Herstory vs History
It’s summer and school is out. BUT not feminist school! That’s 365 days a year, just like sexism is.
That’s pretty much the sentence I said to my nieces as they told me about their summer plans. I think the sentence was the equivalent of blowing out the candles on someone else’s birthday cake. Cruel, yet hilarious.
But given they hadn’t heard from me for a while, they kindly accommodated. Sometimes I wonder who’s really the adult…
My niece was telling me about how they were given a reading list over the summer period to get ready for the next academic year. I looked through it and of 12 books, only 2 were by women. You read that and shrugged, didn’t you? Yes, sadly it’s all a little unsurprising, but it got me thinking about women in the curriculum.
When I was at school, the only time I remember women being discussed was over a 2 week period when we were studying the Suffragettes in History. I asked my nieces if this was still the case, and essentially, it still is. Although one of them mentioned more women authors recommended by one of her English teachers (bravo). So where in history is Herstory?
Why women are excluded from much of the curriculum is obvious, women were not entitled to educate themselves, participate widely in society or have careers, so how would they have made the scientific discoveries, the political speeches or the athletic achievements that would entitle them to be part of the history books? But that’s not the whole truth, is it? Women were still accomplishing things behind the scenes and in more “contemporary” history were working alongside men – but they are a mere shadow in comparison to men in history. In a 2013 curriculum, where we are creating minds that will shape the tomorrow of our society, shouldn’t we be making more of an effort to celebrate to accomplishments of women throughout history? Now that we “know better” shouldn’t we be looking to undo this error of erasing women from the tapestry of society? Our classrooms are doing the equivalent of what IKEA did to their Saudia Arabia catalogue.
This all has made me look up this clip from 10 Things I Hate About You (go to 5.30)
“the oppressive patriarchal values that dictate our education.” Brilliant.
Dearest Kat from the film (secretly who I wished I was) has a point, what about the women?
If we’re teaching history are we including Amelia Earhart, Marie Curie, Eleanor Roosevelt, Rosa Parks, Joan of Arc, Indira Ghandi? From what I remember I was taught about Emmeline Pankhurt and I was introduced to Anne Frank as “a girl who wrote a diary” (forget that it’s been translated into 67 languages) before we moved on to talk about the second world war. I managed to get Jane Austen into my fifth year at school, but it was after pestering my English teacher to allow me to do my discursive essay on “feminist protagonists in English literature”, maybe I was more like Kat, then I realised *high fives self*
If we’re teaching Modern Studies or politics are we including discussion on the gendered analysis and impact of sexism on political decision making? Do we hear about contemporary women leaders like Hillary, Aung Sang Su Ki, Angela Merkel or Julia Gillard? I only remember something about Thatcher (I also remember a pretty sexist bias in how I was told about her) despite being at school in the late 90’s/early 20’s, by which point some other women had made their political mark across the world.

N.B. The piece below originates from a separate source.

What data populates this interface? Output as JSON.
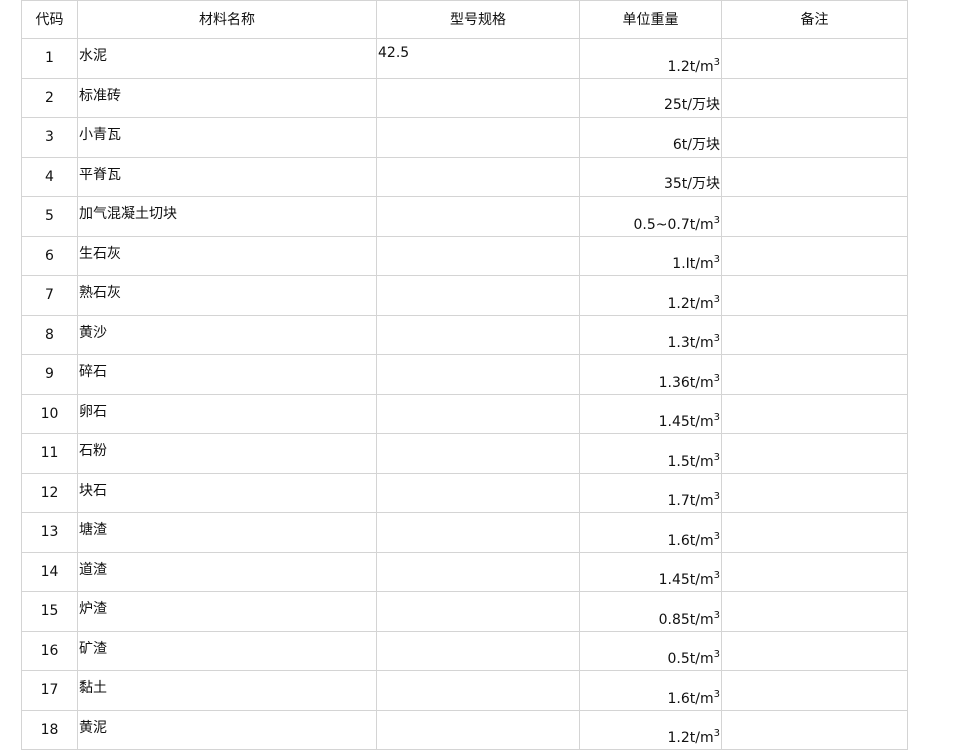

If we don’t talk about the contribution that women make, then we disregard their place in history and we tell young people that the world was, and still is, built on the shoulders of men only. What attitude does that give the boy who is already in a world which entitles him to greatness or the girl who wonder whether the world will be willing to accept her greatness?
It is on this note (see what I did there?! You will in a minute) that a campaign has emerged to keep Elizabeth Fry on five pound notes (now you get it). The campaign states that by removing the only woman (yes, except for the Queen) on banknotes, we are erasing their accomplishments. Currently Fry is to be replaced by Winston Churchill. It might seem small, nobody really pays attention, you just hand it over at the check out in Tesco. But, when you think about it, it’s quite a statement. A piece of currency, representing the United Kingdom, pays tribute to a woman for her accomplishments. Removing her makes quite a statement too.

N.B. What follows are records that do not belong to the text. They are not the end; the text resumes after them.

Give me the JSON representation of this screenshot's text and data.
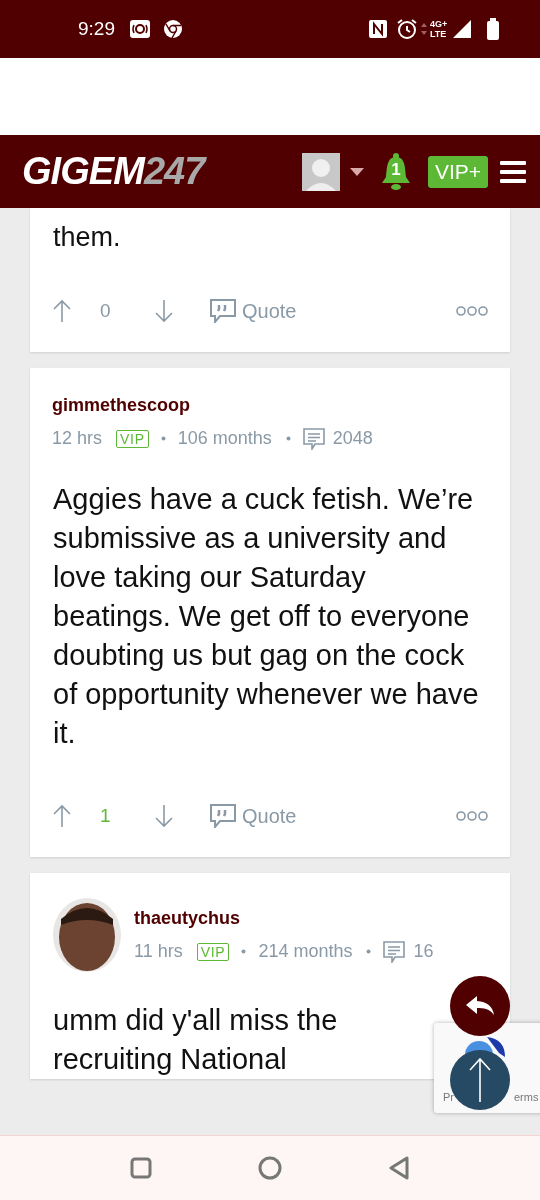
{
  "status_bar": {
    "time": "9:29",
    "network": "4G+ LTE"
  },
  "header": {
    "logo_main": "GIGEM",
    "logo_suffix": "247",
    "notifications": "1",
    "vip_button": "VIP+"
  },
  "posts": [
    {
      "kind": "tail",
      "body": "them.",
      "score": "0",
      "upvoted": false,
      "quote": "Quote"
    },
    {
      "kind": "full",
      "author": "gimmethescoop",
      "has_avatar": false,
      "time": "12 hrs",
      "badge": "VIP",
      "tenure": "106 months",
      "post_count": "2048",
      "body": "Aggies have a cuck fetish. We’re submissive as a university and love taking our Saturday beatings. We get off to everyone doubting us but gag on the cock of opportunity whenever we have it.",
      "score": "1",
      "upvoted": true,
      "quote": "Quote"
    },
    {
      "kind": "head",
      "author": "thaeutychus",
      "has_avatar": true,
      "time": "11 hrs",
      "badge": "VIP",
      "tenure": "214 months",
      "post_count": "16",
      "body": "umm did y'all miss the recruiting National"
    }
  ],
  "recaptcha": {
    "text_left": "Pr",
    "text_right": "erms"
  }
}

Back to education, it would seem, I’m not the only one who sees this deficit in the curriculum. The Astell Project aims to get an equality audit performed on the school curriculum (albeit only in England and Wales) and to have gender studies included as part of the core curriculum by 2015. You can find out more about it here and sign up to support.
If you’ve got young people in your family or are a parent, how about this summer, doing a bit of an equality audit yourself, and find out how many women appear in the history books? If like me you, unsurprisingly, find the books to me male, pale and stale, pick a woman from history and maybe talk to them about her (try and make it fun though, otherwise, I’ve ruined more summer holidays than just my nieces’)
P.S My niece just called me to tell me that she is reading the two women authors on her list first and then making a summer list to ask her teachers about – so chats with me can’t be that bad! (although, I doubt her teacher will be saying the same thing)